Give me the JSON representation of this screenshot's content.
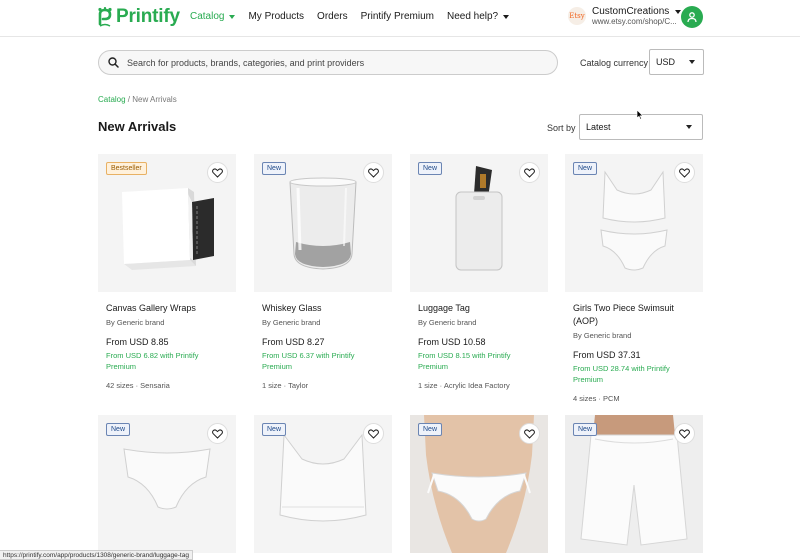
{
  "header": {
    "logo_text": "Printify",
    "nav": [
      {
        "label": "Catalog",
        "active": true,
        "dropdown": true
      },
      {
        "label": "My Products",
        "active": false,
        "dropdown": false
      },
      {
        "label": "Orders",
        "active": false,
        "dropdown": false
      },
      {
        "label": "Printify Premium",
        "active": false,
        "dropdown": false
      },
      {
        "label": "Need help?",
        "active": false,
        "dropdown": true
      }
    ],
    "account": {
      "store_badge": "Etsy",
      "store_name": "CustomCreations",
      "store_url": "www.etsy.com/shop/C..."
    }
  },
  "search": {
    "placeholder": "Search for products, brands, categories, and print providers",
    "value": ""
  },
  "currency": {
    "label": "Catalog currency",
    "selected": "USD"
  },
  "breadcrumb": {
    "root": "Catalog",
    "separator": " / ",
    "current": "New Arrivals"
  },
  "page_title": "New Arrivals",
  "sort": {
    "label": "Sort by",
    "selected": "Latest"
  },
  "products": [
    {
      "badge": "Bestseller",
      "badge_type": "best",
      "title": "Canvas Gallery Wraps",
      "brand": "By Generic brand",
      "price": "From USD 8.85",
      "premium": "From USD 6.82 with Printify Premium",
      "meta": "42 sizes · Sensaria",
      "image": "canvas-box"
    },
    {
      "badge": "New",
      "badge_type": "new",
      "title": "Whiskey Glass",
      "brand": "By Generic brand",
      "price": "From USD 8.27",
      "premium": "From USD 6.37 with Printify Premium",
      "meta": "1 size · Taylor",
      "image": "whiskey-glass"
    },
    {
      "badge": "New",
      "badge_type": "new",
      "title": "Luggage Tag",
      "brand": "By Generic brand",
      "price": "From USD 10.58",
      "premium": "From USD 8.15 with Printify Premium",
      "meta": "1 size · Acrylic Idea Factory",
      "image": "luggage-tag"
    },
    {
      "badge": "New",
      "badge_type": "new",
      "title": "Girls Two Piece Swimsuit (AOP)",
      "brand": "By Generic brand",
      "price": "From USD 37.31",
      "premium": "From USD 28.74 with Printify Premium",
      "meta": "4 sizes · PCM",
      "image": "swimsuit"
    },
    {
      "badge": "New",
      "badge_type": "new",
      "image": "briefs"
    },
    {
      "badge": "New",
      "badge_type": "new",
      "image": "sports-bra"
    },
    {
      "badge": "New",
      "badge_type": "new",
      "image": "bikini-bottom"
    },
    {
      "badge": "New",
      "badge_type": "new",
      "image": "shorts"
    }
  ],
  "status_bar": "https://printify.com/app/products/1308/generic-brand/luggage-tag",
  "colors": {
    "brand_green": "#29ab51",
    "new_badge": "#1f4a8a",
    "bestseller_badge": "#9a5b00"
  }
}
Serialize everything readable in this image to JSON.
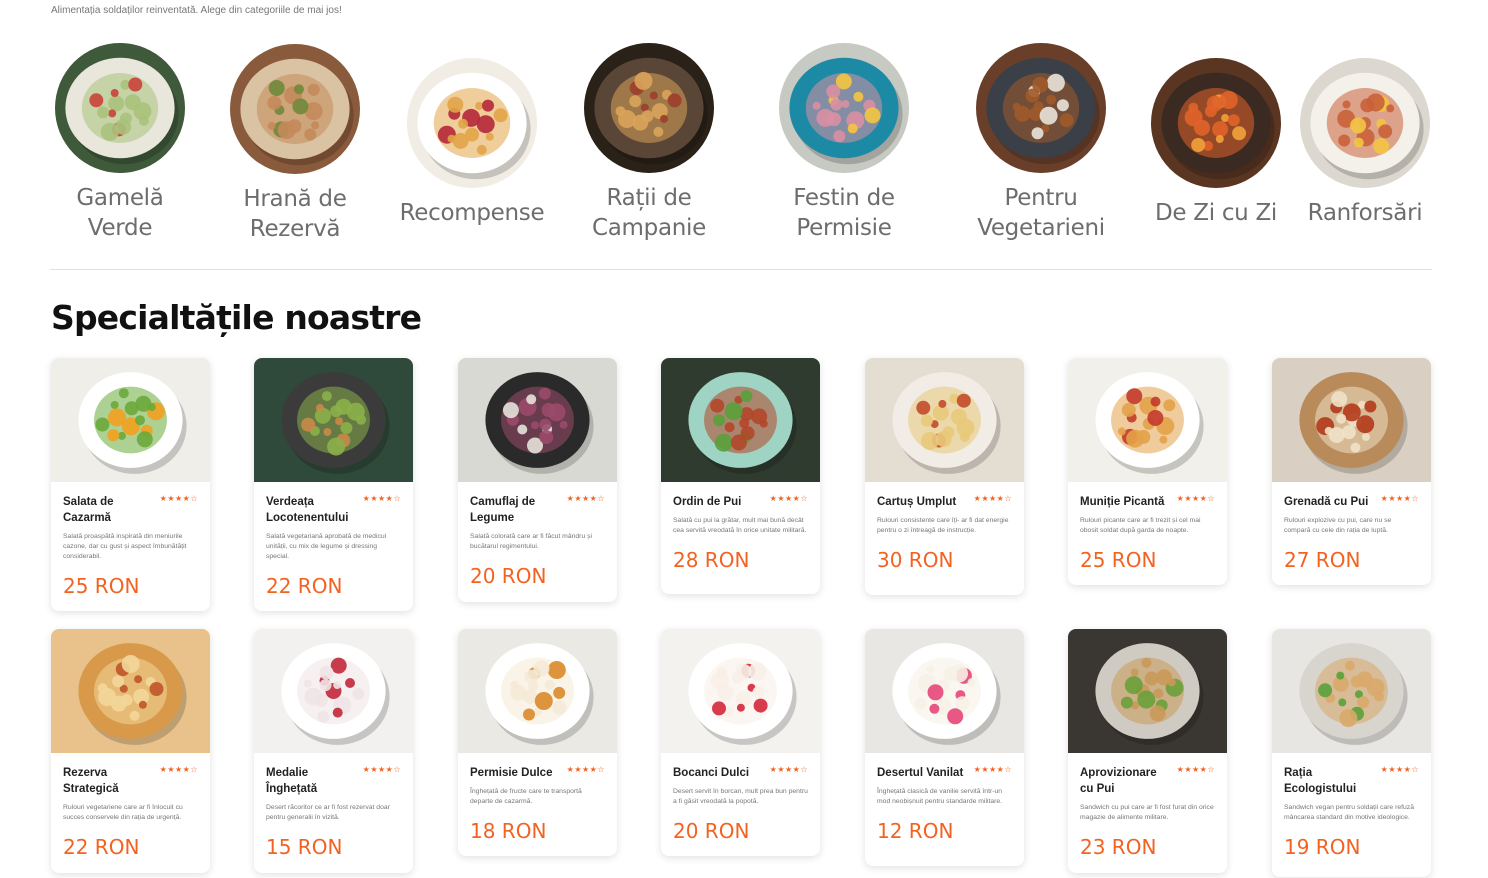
{
  "tagline": "Alimentația soldaților reinventată. Alege din categoriile de mai jos!",
  "categories": [
    {
      "label": "Gamelă\nVerde",
      "l1": "Gamelă",
      "l2": "Verde",
      "bg": "#3f5a3a",
      "plate": "#e9e6dc",
      "food": "#a9c27b",
      "accent": "#c9413a"
    },
    {
      "label": "Hrană de\nRezervă",
      "l1": "Hrană de",
      "l2": "Rezervă",
      "bg": "#8a5a3c",
      "plate": "#d9c3a3",
      "food": "#c48a5a",
      "accent": "#6e8a3a"
    },
    {
      "label": "Recompense",
      "l1": "Recompense",
      "l2": "",
      "bg": "#f1ece4",
      "plate": "#ffffff",
      "food": "#e2a548",
      "accent": "#b5283a"
    },
    {
      "label": "Rații de\nCampanie",
      "l1": "Rații de",
      "l2": "Campanie",
      "bg": "#2a2118",
      "plate": "#5a4636",
      "food": "#d9a35a",
      "accent": "#9c3d2b"
    },
    {
      "label": "Festin de\nPermisie",
      "l1": "Festin de",
      "l2": "Permisie",
      "bg": "#c7c9c3",
      "plate": "#1c8aa5",
      "food": "#d98fa4",
      "accent": "#f4c542"
    },
    {
      "label": "Pentru\nVegetarieni",
      "l1": "Pentru",
      "l2": "Vegetarieni",
      "bg": "#6a3f2a",
      "plate": "#3a3f48",
      "food": "#a05a2a",
      "accent": "#e9e4d9"
    },
    {
      "label": "De Zi cu Zi",
      "l1": "De Zi cu Zi",
      "l2": "",
      "bg": "#5a3522",
      "plate": "#3a2a22",
      "food": "#e0632a",
      "accent": "#f2a23a"
    },
    {
      "label": "Ranforsări",
      "l1": "Ranforsări",
      "l2": "",
      "bg": "#dcd8cf",
      "plate": "#f3f1ea",
      "food": "#c9623a",
      "accent": "#f3c443"
    }
  ],
  "section_title": "Specialtățile noastre",
  "products": [
    {
      "name": "Salata de Cazarmă",
      "stars": "★★★★☆",
      "desc": "Salată proaspătă inspirată din meniurile cazone, dar cu gust și aspect îmbunătățit considerabil.",
      "price": "25 RON",
      "bg": "#efeee9",
      "plate": "#ffffff",
      "food": "#6aa93a",
      "accent": "#f2a020"
    },
    {
      "name": "Verdeața Locotenentului",
      "stars": "★★★★☆",
      "desc": "Salată vegetariană aprobată de medicul unității, cu mix de legume și dressing special.",
      "price": "22 RON",
      "bg": "#2f4a3a",
      "plate": "#3b3b3b",
      "food": "#8bb04a",
      "accent": "#c98a4a"
    },
    {
      "name": "Camuflaj de Legume",
      "stars": "★★★★☆",
      "desc": "Salată colorată care ar fi făcut mândru și bucătarul regimentului.",
      "price": "20 RON",
      "bg": "#d9d9d4",
      "plate": "#2a2a2a",
      "food": "#9a4a6a",
      "accent": "#e6e2da"
    },
    {
      "name": "Ordin de Pui",
      "stars": "★★★★☆",
      "desc": "Salată cu pui la grătar, mult mai bună decât cea servită vreodată în orice unitate militară.",
      "price": "28 RON",
      "bg": "#2f3b2f",
      "plate": "#9fd3c4",
      "food": "#b2472a",
      "accent": "#5aa03a"
    },
    {
      "name": "Cartuș Umplut",
      "stars": "★★★★☆",
      "desc": "Rulouri consistente care îți- ar fi dat energie pentru o zi întreagă de instrucție.",
      "price": "30 RON",
      "bg": "#e4ddd2",
      "plate": "#f1ede6",
      "food": "#e8c97a",
      "accent": "#c44a2a"
    },
    {
      "name": "Muniție Picantă",
      "stars": "★★★★☆",
      "desc": "Rulouri picante care ar fi trezit și cel mai obosit soldat după garda de noapte.",
      "price": "25 RON",
      "bg": "#f2f0ea",
      "plate": "#ffffff",
      "food": "#e3a24a",
      "accent": "#c23a2a"
    },
    {
      "name": "Grenadă cu Pui",
      "stars": "★★★★☆",
      "desc": "Rulouri explozive cu pui, care nu se compară cu cele din rația de luptă.",
      "price": "27 RON",
      "bg": "#d9cfc2",
      "plate": "#b98a5a",
      "food": "#efe2c8",
      "accent": "#b23a1a"
    },
    {
      "name": "Rezerva Strategică",
      "stars": "★★★★☆",
      "desc": "Rulouri vegetariene care ar fi înlocuit cu succes conservele din rația de urgență.",
      "price": "22 RON",
      "bg": "#e8c28a",
      "plate": "#d89a4a",
      "food": "#f2d79a",
      "accent": "#c0552a"
    },
    {
      "name": "Medalie Înghețată",
      "stars": "★★★★☆",
      "desc": "Desert răcoritor ce ar fi fost rezervat doar pentru generalii în vizită.",
      "price": "15 RON",
      "bg": "#f2f1ef",
      "plate": "#ffffff",
      "food": "#efe4e6",
      "accent": "#c2283a"
    },
    {
      "name": "Permisie Dulce",
      "stars": "★★★★☆",
      "desc": "Înghețată de fructe care te transportă departe de cazarmă.",
      "price": "18 RON",
      "bg": "#ebe9e4",
      "plate": "#ffffff",
      "food": "#f4ead6",
      "accent": "#d98a2a"
    },
    {
      "name": "Bocanci Dulci",
      "stars": "★★★★☆",
      "desc": "Desert servit în borcan, mult prea bun pentru a fi găsit vreodată la popotă.",
      "price": "20 RON",
      "bg": "#f4f2ef",
      "plate": "#ffffff",
      "food": "#f7efe8",
      "accent": "#d4283a"
    },
    {
      "name": "Desertul Vanilat",
      "stars": "★★★★☆",
      "desc": "Înghețată clasică de vanilie servită într-un mod neobișnuit pentru standarde militare.",
      "price": "12 RON",
      "bg": "#e9e7e3",
      "plate": "#ffffff",
      "food": "#f6f1e6",
      "accent": "#e5467a"
    },
    {
      "name": "Aprovizionare cu Pui",
      "stars": "★★★★☆",
      "desc": "Sandwich cu pui care ar fi fost furat din orice magazie de alimente militare.",
      "price": "23 RON",
      "bg": "#3a3632",
      "plate": "#cfcac2",
      "food": "#c99a5a",
      "accent": "#6aa03a"
    },
    {
      "name": "Rația Ecologistului",
      "stars": "★★★★☆",
      "desc": "Sandwich vegan pentru soldații care refuză mâncarea standard din motive ideologice.",
      "price": "19 RON",
      "bg": "#e8e6e2",
      "plate": "#d8d4ce",
      "food": "#d9a86a",
      "accent": "#5aa03a"
    }
  ]
}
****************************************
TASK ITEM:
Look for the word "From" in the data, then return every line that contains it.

OUTPUT:
      "price": "From USD 8.85",
      "premium": "From USD 6.82 with Printify Premium",
      "price": "From USD 8.27",
      "premium": "From USD 6.37 with Printify Premium",
      "price": "From USD 10.58",
      "premium": "From USD 8.15 with Printify Premium",
      "price": "From USD 37.31",
      "premium": "From USD 28.74 with Printify Premium",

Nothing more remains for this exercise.